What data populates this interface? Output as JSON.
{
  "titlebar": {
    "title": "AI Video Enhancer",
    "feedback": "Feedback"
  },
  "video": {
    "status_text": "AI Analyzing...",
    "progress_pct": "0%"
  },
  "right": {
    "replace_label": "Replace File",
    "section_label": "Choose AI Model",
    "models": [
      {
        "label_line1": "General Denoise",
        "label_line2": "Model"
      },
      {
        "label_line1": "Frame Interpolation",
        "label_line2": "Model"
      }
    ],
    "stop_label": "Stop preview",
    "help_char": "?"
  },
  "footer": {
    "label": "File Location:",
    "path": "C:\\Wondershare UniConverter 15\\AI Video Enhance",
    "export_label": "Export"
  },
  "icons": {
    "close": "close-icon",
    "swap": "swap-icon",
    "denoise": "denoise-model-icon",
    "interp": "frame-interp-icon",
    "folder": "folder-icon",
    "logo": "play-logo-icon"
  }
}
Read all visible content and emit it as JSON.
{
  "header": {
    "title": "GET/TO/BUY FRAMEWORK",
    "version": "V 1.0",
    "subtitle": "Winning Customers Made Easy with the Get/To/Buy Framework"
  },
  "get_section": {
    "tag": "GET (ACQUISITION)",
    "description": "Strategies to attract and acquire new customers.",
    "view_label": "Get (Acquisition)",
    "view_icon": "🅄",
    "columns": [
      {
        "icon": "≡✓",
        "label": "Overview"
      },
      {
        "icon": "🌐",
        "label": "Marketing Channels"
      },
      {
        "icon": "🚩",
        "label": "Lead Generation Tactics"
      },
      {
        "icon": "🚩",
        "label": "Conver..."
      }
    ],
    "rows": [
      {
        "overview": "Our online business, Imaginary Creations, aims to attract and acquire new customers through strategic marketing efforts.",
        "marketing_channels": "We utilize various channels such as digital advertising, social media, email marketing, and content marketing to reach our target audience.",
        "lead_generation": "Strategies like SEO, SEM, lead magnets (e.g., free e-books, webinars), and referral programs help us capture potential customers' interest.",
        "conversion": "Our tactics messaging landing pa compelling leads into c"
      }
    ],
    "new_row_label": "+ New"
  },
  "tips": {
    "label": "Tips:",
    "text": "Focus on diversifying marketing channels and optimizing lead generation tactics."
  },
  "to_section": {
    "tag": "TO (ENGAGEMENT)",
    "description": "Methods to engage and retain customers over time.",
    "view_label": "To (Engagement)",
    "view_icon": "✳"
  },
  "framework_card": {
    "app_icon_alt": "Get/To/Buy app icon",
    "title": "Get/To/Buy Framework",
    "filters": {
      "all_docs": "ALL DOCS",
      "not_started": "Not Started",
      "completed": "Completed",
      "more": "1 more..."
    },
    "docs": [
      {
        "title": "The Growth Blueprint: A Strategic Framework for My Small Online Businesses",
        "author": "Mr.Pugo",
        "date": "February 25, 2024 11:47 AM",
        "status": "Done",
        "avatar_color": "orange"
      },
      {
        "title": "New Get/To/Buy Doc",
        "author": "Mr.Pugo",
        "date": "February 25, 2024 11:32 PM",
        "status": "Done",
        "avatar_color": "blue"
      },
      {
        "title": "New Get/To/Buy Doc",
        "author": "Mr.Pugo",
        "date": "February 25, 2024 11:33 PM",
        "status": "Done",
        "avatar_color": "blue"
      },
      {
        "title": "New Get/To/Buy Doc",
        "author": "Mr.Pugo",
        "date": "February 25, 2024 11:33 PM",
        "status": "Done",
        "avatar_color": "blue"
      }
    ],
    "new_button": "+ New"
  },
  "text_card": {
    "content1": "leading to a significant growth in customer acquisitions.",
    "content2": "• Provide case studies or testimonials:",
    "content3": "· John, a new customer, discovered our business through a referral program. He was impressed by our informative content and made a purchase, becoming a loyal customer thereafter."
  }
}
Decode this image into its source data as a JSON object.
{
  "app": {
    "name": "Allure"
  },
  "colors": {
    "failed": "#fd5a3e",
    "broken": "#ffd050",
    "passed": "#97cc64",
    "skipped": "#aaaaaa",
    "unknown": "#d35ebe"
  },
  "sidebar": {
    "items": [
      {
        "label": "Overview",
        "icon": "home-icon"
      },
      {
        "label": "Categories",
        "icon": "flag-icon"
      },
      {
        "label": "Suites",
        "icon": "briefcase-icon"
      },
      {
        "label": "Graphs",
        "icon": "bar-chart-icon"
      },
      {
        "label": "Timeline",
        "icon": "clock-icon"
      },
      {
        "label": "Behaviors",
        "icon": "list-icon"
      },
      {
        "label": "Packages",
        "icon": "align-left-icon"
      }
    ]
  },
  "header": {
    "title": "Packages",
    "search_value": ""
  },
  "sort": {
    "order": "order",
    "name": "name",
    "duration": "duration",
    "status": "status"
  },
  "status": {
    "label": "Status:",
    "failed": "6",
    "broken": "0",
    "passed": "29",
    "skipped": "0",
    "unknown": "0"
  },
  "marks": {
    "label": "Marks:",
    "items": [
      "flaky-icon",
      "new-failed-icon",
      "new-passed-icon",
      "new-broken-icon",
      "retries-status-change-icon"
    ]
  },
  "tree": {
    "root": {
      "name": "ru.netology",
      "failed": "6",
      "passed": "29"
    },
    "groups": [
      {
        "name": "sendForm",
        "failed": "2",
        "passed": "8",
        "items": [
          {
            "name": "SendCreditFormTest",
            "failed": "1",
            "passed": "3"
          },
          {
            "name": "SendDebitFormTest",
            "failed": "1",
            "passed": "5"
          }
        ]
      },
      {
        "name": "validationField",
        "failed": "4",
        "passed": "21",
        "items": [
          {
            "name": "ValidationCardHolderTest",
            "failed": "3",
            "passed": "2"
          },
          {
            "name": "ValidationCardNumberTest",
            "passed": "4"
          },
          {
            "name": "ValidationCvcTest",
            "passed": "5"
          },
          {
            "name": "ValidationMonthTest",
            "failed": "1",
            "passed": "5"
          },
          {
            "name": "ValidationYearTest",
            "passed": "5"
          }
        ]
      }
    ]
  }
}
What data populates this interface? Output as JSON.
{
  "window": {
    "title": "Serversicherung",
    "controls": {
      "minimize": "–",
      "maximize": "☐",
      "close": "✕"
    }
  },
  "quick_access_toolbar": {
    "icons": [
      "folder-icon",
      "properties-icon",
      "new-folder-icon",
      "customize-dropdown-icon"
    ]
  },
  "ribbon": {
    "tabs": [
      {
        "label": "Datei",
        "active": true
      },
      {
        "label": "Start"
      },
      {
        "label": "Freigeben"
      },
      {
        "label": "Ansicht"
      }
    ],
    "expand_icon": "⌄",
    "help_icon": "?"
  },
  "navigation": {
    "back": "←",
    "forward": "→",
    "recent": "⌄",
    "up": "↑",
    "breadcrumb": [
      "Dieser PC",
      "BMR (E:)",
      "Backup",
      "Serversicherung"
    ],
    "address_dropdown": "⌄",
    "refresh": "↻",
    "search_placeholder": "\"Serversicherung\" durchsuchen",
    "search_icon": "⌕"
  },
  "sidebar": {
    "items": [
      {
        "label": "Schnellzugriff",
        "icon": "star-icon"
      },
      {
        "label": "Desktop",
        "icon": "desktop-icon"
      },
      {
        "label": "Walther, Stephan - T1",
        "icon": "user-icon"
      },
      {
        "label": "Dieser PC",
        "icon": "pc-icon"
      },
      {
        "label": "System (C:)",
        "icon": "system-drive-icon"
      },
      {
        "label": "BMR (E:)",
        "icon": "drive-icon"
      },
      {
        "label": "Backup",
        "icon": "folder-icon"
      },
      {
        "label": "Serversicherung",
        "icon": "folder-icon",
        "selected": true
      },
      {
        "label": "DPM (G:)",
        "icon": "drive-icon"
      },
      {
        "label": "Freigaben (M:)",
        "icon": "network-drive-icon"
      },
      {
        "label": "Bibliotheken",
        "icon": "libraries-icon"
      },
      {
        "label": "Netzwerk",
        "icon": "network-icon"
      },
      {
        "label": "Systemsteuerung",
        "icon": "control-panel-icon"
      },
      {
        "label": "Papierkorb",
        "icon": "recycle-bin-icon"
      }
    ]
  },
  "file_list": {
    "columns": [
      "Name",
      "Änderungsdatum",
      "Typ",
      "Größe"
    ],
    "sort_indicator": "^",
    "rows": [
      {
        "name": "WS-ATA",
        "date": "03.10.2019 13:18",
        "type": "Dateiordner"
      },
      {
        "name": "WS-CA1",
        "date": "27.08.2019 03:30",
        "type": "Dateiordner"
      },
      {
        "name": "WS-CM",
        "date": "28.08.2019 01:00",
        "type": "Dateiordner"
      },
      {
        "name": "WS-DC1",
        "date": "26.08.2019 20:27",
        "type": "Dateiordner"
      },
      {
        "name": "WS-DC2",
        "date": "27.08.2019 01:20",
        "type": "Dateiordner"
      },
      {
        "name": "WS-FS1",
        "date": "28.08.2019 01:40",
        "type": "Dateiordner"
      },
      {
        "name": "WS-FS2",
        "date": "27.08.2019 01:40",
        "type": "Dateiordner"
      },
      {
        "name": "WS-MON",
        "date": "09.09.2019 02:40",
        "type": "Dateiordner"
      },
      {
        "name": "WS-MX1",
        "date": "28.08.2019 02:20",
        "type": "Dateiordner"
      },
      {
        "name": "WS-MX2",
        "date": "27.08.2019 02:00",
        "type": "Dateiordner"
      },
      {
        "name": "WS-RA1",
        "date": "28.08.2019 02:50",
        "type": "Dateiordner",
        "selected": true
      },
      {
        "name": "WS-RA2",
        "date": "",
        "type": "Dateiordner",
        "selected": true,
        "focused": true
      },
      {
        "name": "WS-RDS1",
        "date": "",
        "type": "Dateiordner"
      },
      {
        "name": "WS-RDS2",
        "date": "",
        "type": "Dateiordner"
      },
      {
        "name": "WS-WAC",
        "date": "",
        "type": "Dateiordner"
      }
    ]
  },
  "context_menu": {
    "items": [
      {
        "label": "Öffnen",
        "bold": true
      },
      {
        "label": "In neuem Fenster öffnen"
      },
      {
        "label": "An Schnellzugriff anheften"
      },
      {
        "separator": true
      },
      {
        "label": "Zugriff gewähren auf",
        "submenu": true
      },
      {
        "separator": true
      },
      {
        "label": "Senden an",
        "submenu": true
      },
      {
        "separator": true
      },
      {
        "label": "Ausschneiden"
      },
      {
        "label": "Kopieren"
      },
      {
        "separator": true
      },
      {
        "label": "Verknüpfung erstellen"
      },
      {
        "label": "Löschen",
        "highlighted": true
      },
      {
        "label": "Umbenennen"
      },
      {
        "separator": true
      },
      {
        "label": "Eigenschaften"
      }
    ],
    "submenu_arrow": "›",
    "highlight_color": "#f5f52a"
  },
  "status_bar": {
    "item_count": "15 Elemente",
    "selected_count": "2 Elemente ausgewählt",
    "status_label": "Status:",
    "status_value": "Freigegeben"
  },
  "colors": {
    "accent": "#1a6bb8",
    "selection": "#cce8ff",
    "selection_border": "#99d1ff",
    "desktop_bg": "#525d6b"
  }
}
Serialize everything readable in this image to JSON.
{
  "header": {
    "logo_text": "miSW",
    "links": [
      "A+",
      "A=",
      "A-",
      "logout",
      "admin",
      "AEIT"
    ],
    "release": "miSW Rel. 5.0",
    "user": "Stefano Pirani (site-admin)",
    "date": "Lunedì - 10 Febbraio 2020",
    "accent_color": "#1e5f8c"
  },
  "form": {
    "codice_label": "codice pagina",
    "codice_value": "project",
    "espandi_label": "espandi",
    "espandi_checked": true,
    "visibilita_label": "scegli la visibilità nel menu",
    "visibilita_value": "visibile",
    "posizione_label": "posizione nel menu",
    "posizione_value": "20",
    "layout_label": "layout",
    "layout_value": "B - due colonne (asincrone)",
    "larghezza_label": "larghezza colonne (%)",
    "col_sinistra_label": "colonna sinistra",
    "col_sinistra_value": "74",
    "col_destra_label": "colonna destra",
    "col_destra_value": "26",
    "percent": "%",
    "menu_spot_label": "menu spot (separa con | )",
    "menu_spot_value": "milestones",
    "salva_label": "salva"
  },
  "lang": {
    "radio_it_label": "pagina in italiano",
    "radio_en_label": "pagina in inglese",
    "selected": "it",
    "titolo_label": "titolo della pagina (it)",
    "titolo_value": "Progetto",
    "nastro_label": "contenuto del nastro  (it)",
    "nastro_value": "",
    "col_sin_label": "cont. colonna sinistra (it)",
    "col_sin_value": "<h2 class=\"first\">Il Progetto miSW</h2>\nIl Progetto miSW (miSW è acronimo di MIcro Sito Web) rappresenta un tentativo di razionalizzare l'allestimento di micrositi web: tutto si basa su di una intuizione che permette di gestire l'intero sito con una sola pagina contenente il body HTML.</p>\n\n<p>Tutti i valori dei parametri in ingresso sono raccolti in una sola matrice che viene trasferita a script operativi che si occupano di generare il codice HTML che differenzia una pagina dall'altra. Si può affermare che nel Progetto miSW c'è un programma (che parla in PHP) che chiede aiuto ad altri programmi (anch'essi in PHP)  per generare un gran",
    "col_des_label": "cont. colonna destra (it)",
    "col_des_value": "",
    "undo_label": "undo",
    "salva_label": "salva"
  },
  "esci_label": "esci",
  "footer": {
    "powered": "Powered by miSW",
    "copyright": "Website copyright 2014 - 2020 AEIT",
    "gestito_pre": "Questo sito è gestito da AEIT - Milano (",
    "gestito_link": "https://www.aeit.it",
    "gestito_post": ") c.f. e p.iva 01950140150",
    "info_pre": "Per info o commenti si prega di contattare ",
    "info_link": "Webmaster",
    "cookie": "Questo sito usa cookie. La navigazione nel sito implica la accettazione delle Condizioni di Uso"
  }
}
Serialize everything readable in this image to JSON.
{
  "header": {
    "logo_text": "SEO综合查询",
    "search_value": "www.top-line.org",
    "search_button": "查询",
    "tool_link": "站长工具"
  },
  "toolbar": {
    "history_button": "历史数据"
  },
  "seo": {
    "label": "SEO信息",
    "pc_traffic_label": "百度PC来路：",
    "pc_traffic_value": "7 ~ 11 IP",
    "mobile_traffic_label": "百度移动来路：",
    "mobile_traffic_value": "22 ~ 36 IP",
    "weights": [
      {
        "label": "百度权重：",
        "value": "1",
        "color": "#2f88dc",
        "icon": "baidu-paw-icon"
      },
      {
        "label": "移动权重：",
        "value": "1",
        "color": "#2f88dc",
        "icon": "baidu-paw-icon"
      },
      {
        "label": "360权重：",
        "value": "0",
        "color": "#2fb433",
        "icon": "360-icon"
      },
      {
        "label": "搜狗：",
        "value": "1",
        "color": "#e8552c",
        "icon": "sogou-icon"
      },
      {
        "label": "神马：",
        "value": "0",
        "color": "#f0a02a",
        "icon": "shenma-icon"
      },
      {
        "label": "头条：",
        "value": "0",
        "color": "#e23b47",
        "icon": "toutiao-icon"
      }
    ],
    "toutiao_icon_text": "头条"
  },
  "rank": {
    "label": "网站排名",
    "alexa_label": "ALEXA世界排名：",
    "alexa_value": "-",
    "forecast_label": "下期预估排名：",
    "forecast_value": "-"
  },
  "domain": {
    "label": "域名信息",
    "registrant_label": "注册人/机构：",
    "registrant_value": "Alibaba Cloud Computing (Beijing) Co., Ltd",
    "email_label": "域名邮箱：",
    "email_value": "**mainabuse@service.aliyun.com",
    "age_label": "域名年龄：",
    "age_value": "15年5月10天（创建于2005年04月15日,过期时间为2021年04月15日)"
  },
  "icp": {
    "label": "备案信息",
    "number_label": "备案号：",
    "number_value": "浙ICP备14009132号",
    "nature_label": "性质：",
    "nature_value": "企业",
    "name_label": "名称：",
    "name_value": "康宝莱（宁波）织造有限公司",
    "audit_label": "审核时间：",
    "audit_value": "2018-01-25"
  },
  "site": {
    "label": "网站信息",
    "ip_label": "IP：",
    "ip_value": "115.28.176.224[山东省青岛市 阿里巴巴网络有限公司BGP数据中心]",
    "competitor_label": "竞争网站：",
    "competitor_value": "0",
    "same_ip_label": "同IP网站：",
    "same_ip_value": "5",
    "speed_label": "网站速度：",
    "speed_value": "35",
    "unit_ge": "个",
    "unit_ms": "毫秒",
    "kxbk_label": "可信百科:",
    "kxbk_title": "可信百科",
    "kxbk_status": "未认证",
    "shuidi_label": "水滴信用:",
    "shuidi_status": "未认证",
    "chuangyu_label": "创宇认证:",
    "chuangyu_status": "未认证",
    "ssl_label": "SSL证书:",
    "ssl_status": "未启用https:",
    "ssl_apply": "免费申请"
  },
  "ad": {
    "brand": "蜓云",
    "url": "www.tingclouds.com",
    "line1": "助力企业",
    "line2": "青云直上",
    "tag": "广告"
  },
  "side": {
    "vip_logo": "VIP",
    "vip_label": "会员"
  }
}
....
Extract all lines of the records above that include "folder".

    "folder": "folder-icon",
      "folder-icon",
      "new-folder-icon",
        "icon": "folder-icon"
        "icon": "folder-icon",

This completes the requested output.